### What the task asks
Restate the data below word for word, leaving nothing out.

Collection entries
>>>>

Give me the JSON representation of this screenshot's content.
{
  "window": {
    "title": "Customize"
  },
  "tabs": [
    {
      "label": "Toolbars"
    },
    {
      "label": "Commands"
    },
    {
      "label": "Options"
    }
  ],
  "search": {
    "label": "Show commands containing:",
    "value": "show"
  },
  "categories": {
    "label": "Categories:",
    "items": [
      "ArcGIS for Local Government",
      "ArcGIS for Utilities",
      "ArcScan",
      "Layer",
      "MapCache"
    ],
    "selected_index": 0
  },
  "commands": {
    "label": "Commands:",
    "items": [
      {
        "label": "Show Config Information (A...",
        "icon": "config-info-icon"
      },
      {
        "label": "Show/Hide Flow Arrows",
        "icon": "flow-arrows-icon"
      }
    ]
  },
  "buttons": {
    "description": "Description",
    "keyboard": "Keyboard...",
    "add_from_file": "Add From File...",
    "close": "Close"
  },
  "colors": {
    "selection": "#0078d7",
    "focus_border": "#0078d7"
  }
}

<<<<

### Written answer
Give me the JSON representation of this screenshot's content.
{
  "window": {
    "title": "Customize"
  },
  "tabs": [
    {
      "label": "Toolbars"
    },
    {
      "label": "Commands"
    },
    {
      "label": "Options"
    }
  ],
  "search": {
    "label": "Show commands containing:",
    "value": "show"
  },
  "categories": {
    "label": "Categories:",
    "items": [
      "ArcGIS for Local Government",
      "ArcGIS for Utilities",
      "ArcScan",
      "Layer",
      "MapCache"
    ],
    "selected_index": 0
  },
  "commands": {
    "label": "Commands:",
    "items": [
      {
        "label": "Show Config Information (A...",
        "icon": "config-info-icon"
      },
      {
        "label": "Show/Hide Flow Arrows",
        "icon": "flow-arrows-icon"
      }
    ]
  },
  "buttons": {
    "description": "Description",
    "keyboard": "Keyboard...",
    "add_from_file": "Add From File...",
    "close": "Close"
  },
  "colors": {
    "selection": "#0078d7",
    "focus_border": "#0078d7"
  }
}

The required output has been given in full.